• **Dataset records**
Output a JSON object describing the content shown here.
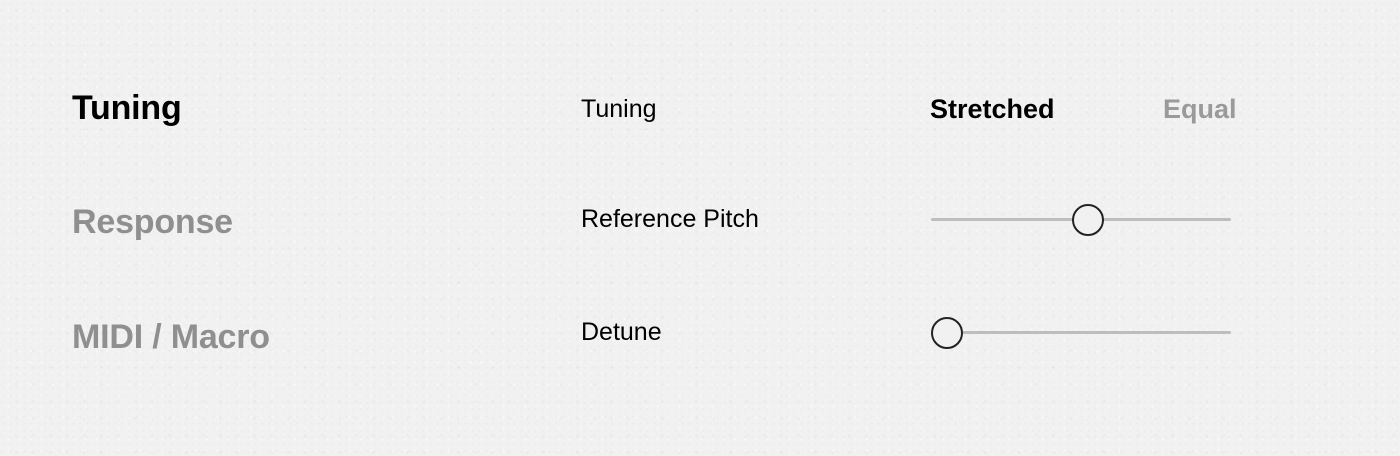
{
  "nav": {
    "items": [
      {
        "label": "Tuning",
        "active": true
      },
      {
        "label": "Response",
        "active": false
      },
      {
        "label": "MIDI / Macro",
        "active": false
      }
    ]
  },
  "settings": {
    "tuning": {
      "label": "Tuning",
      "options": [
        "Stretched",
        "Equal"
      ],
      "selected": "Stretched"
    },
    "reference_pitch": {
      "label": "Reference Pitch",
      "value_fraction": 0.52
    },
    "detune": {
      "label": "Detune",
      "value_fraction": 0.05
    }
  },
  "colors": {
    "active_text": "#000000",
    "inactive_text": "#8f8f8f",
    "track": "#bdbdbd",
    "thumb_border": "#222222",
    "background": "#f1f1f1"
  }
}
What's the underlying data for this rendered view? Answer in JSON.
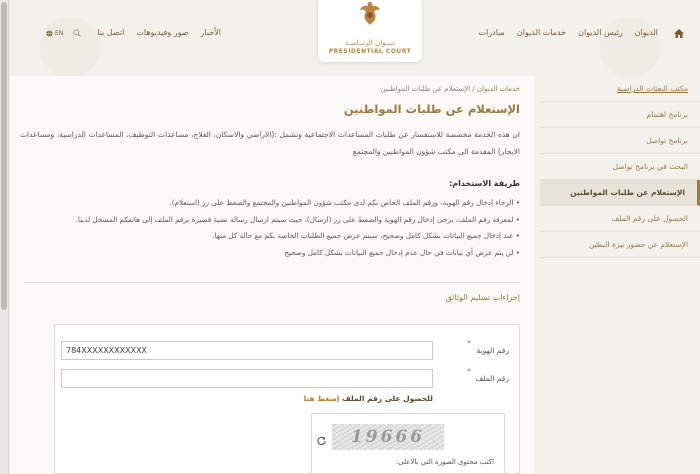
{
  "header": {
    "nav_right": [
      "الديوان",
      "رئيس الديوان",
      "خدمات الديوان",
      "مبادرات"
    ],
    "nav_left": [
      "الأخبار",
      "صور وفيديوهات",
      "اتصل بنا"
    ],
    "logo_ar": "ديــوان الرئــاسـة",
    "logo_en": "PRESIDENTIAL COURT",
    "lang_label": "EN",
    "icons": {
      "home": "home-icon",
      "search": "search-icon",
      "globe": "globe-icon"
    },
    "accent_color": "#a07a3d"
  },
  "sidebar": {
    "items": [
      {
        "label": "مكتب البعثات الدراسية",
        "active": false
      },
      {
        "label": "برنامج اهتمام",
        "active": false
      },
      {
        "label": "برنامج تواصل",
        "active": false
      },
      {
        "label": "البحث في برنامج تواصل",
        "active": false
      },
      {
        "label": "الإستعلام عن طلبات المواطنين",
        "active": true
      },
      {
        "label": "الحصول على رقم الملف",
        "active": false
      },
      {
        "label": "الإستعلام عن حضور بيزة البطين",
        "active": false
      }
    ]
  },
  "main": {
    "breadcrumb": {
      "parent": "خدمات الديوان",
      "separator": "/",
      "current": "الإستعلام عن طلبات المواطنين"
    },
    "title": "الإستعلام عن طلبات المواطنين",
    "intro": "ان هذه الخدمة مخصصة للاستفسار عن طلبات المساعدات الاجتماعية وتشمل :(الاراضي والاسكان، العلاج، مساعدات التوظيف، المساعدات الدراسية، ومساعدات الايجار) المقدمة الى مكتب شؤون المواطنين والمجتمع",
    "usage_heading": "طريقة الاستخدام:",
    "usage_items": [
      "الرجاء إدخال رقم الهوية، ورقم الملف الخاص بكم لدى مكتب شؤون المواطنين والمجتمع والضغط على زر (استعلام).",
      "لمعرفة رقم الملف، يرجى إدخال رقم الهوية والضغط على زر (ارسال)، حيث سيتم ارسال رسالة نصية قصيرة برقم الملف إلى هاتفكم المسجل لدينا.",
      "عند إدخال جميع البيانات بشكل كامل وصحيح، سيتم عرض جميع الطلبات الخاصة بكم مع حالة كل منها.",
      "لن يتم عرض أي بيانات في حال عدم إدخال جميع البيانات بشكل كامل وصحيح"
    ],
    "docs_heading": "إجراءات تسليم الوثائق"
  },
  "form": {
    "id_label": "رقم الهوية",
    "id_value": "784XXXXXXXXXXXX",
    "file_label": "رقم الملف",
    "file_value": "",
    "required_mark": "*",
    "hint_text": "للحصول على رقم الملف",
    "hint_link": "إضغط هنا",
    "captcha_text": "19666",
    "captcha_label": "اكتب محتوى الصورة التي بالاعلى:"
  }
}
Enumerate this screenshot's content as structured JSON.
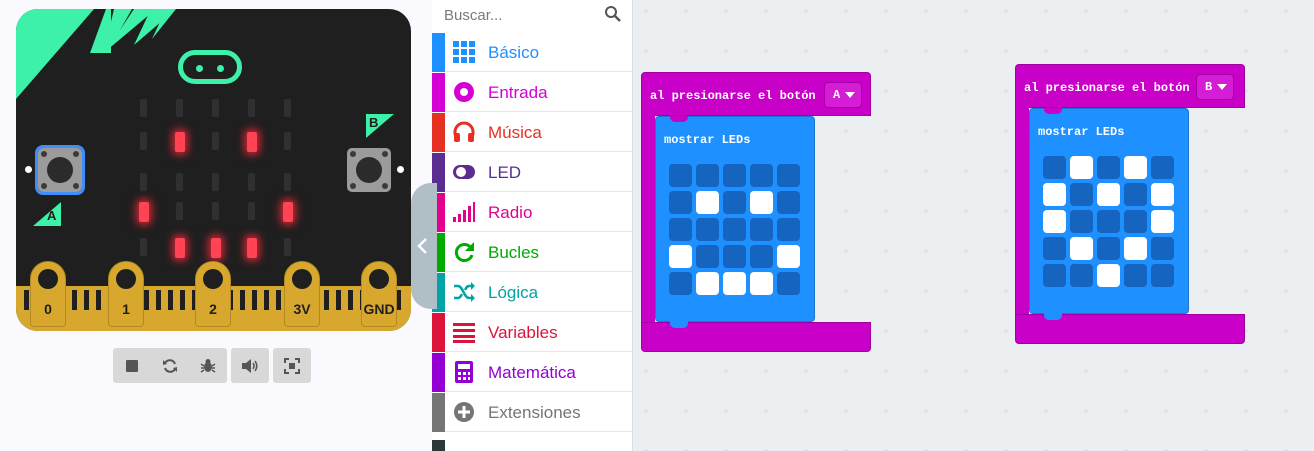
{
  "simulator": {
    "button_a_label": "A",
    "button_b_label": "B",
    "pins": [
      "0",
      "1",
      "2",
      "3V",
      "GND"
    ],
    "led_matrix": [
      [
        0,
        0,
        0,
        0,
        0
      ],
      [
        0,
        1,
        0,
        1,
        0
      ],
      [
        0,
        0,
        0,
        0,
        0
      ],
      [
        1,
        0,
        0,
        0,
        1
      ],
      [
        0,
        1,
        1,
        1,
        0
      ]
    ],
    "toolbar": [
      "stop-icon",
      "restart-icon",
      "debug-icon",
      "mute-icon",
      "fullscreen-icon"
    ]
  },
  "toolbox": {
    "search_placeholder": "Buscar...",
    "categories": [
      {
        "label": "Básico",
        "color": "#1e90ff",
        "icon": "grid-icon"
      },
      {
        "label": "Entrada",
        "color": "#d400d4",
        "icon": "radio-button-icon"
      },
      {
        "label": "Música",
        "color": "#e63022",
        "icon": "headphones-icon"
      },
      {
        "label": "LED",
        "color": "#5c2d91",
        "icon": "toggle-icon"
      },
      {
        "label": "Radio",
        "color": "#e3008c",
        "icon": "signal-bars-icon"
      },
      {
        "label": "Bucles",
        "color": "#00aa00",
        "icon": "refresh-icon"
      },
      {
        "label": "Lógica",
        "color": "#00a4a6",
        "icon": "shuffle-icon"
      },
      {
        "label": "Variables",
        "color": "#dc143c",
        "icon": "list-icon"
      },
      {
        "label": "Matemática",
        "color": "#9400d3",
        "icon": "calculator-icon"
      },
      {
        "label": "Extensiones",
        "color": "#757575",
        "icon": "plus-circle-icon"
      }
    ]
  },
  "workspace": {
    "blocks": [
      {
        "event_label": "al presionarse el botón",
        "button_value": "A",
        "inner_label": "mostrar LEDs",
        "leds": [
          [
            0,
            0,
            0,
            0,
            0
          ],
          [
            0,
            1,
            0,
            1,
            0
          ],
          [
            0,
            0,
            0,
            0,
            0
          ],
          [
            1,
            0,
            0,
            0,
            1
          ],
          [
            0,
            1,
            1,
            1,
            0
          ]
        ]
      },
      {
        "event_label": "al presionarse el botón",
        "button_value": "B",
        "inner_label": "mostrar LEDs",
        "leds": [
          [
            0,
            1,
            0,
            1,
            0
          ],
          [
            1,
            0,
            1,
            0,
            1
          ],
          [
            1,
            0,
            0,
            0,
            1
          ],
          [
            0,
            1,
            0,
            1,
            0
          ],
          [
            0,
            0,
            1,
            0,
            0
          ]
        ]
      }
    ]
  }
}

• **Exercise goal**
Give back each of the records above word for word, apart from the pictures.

• **Exercise response**
Output a JSON object describing the content shown here.
{
  "nav": {
    "items": [
      {
        "label": "Tuning",
        "active": true
      },
      {
        "label": "Response",
        "active": false
      },
      {
        "label": "MIDI / Macro",
        "active": false
      }
    ]
  },
  "settings": {
    "tuning": {
      "label": "Tuning",
      "options": [
        "Stretched",
        "Equal"
      ],
      "selected": "Stretched"
    },
    "reference_pitch": {
      "label": "Reference Pitch",
      "value_fraction": 0.52
    },
    "detune": {
      "label": "Detune",
      "value_fraction": 0.05
    }
  },
  "colors": {
    "active_text": "#000000",
    "inactive_text": "#8f8f8f",
    "track": "#bdbdbd",
    "thumb_border": "#222222",
    "background": "#f1f1f1"
  }
}
What's the underlying data for this rendered view? Answer in JSON.
{
  "header": {
    "nav_right": [
      "الديوان",
      "رئيس الديوان",
      "خدمات الديوان",
      "مبادرات"
    ],
    "nav_left": [
      "الأخبار",
      "صور وفيديوهات",
      "اتصل بنا"
    ],
    "logo_ar": "ديــوان الرئــاسـة",
    "logo_en": "PRESIDENTIAL COURT",
    "lang_label": "EN",
    "icons": {
      "home": "home-icon",
      "search": "search-icon",
      "globe": "globe-icon"
    },
    "accent_color": "#a07a3d"
  },
  "sidebar": {
    "items": [
      {
        "label": "مكتب البعثات الدراسية",
        "active": false
      },
      {
        "label": "برنامج اهتمام",
        "active": false
      },
      {
        "label": "برنامج تواصل",
        "active": false
      },
      {
        "label": "البحث في برنامج تواصل",
        "active": false
      },
      {
        "label": "الإستعلام عن طلبات المواطنين",
        "active": true
      },
      {
        "label": "الحصول على رقم الملف",
        "active": false
      },
      {
        "label": "الإستعلام عن حضور بيزة البطين",
        "active": false
      }
    ]
  },
  "main": {
    "breadcrumb": {
      "parent": "خدمات الديوان",
      "separator": "/",
      "current": "الإستعلام عن طلبات المواطنين"
    },
    "title": "الإستعلام عن طلبات المواطنين",
    "intro": "ان هذه الخدمة مخصصة للاستفسار عن طلبات المساعدات الاجتماعية وتشمل :(الاراضي والاسكان، العلاج، مساعدات التوظيف، المساعدات الدراسية، ومساعدات الايجار) المقدمة الى مكتب شؤون المواطنين والمجتمع",
    "usage_heading": "طريقة الاستخدام:",
    "usage_items": [
      "الرجاء إدخال رقم الهوية، ورقم الملف الخاص بكم لدى مكتب شؤون المواطنين والمجتمع والضغط على زر (استعلام).",
      "لمعرفة رقم الملف، يرجى إدخال رقم الهوية والضغط على زر (ارسال)، حيث سيتم ارسال رسالة نصية قصيرة برقم الملف إلى هاتفكم المسجل لدينا.",
      "عند إدخال جميع البيانات بشكل كامل وصحيح، سيتم عرض جميع الطلبات الخاصة بكم مع حالة كل منها.",
      "لن يتم عرض أي بيانات في حال عدم إدخال جميع البيانات بشكل كامل وصحيح"
    ],
    "docs_heading": "إجراءات تسليم الوثائق"
  },
  "form": {
    "id_label": "رقم الهوية",
    "id_value": "784XXXXXXXXXXXX",
    "file_label": "رقم الملف",
    "file_value": "",
    "required_mark": "*",
    "hint_text": "للحصول على رقم الملف",
    "hint_link": "إضغط هنا",
    "captcha_text": "19666",
    "captcha_label": "اكتب محتوى الصورة التي بالاعلى:"
  }
}
Enumerate this screenshot's content as structured JSON.
{
  "simulator": {
    "button_a_label": "A",
    "button_b_label": "B",
    "pins": [
      "0",
      "1",
      "2",
      "3V",
      "GND"
    ],
    "led_matrix": [
      [
        0,
        0,
        0,
        0,
        0
      ],
      [
        0,
        1,
        0,
        1,
        0
      ],
      [
        0,
        0,
        0,
        0,
        0
      ],
      [
        1,
        0,
        0,
        0,
        1
      ],
      [
        0,
        1,
        1,
        1,
        0
      ]
    ],
    "toolbar": [
      "stop-icon",
      "restart-icon",
      "debug-icon",
      "mute-icon",
      "fullscreen-icon"
    ]
  },
  "toolbox": {
    "search_placeholder": "Buscar...",
    "categories": [
      {
        "label": "Básico",
        "color": "#1e90ff",
        "icon": "grid-icon"
      },
      {
        "label": "Entrada",
        "color": "#d400d4",
        "icon": "radio-button-icon"
      },
      {
        "label": "Música",
        "color": "#e63022",
        "icon": "headphones-icon"
      },
      {
        "label": "LED",
        "color": "#5c2d91",
        "icon": "toggle-icon"
      },
      {
        "label": "Radio",
        "color": "#e3008c",
        "icon": "signal-bars-icon"
      },
      {
        "label": "Bucles",
        "color": "#00aa00",
        "icon": "refresh-icon"
      },
      {
        "label": "Lógica",
        "color": "#00a4a6",
        "icon": "shuffle-icon"
      },
      {
        "label": "Variables",
        "color": "#dc143c",
        "icon": "list-icon"
      },
      {
        "label": "Matemática",
        "color": "#9400d3",
        "icon": "calculator-icon"
      },
      {
        "label": "Extensiones",
        "color": "#757575",
        "icon": "plus-circle-icon"
      }
    ]
  },
  "workspace": {
    "blocks": [
      {
        "event_label": "al presionarse el botón",
        "button_value": "A",
        "inner_label": "mostrar LEDs",
        "leds": [
          [
            0,
            0,
            0,
            0,
            0
          ],
          [
            0,
            1,
            0,
            1,
            0
          ],
          [
            0,
            0,
            0,
            0,
            0
          ],
          [
            1,
            0,
            0,
            0,
            1
          ],
          [
            0,
            1,
            1,
            1,
            0
          ]
        ]
      },
      {
        "event_label": "al presionarse el botón",
        "button_value": "B",
        "inner_label": "mostrar LEDs",
        "leds": [
          [
            0,
            1,
            0,
            1,
            0
          ],
          [
            1,
            0,
            1,
            0,
            1
          ],
          [
            1,
            0,
            0,
            0,
            1
          ],
          [
            0,
            1,
            0,
            1,
            0
          ],
          [
            0,
            0,
            1,
            0,
            0
          ]
        ]
      }
    ]
  }
}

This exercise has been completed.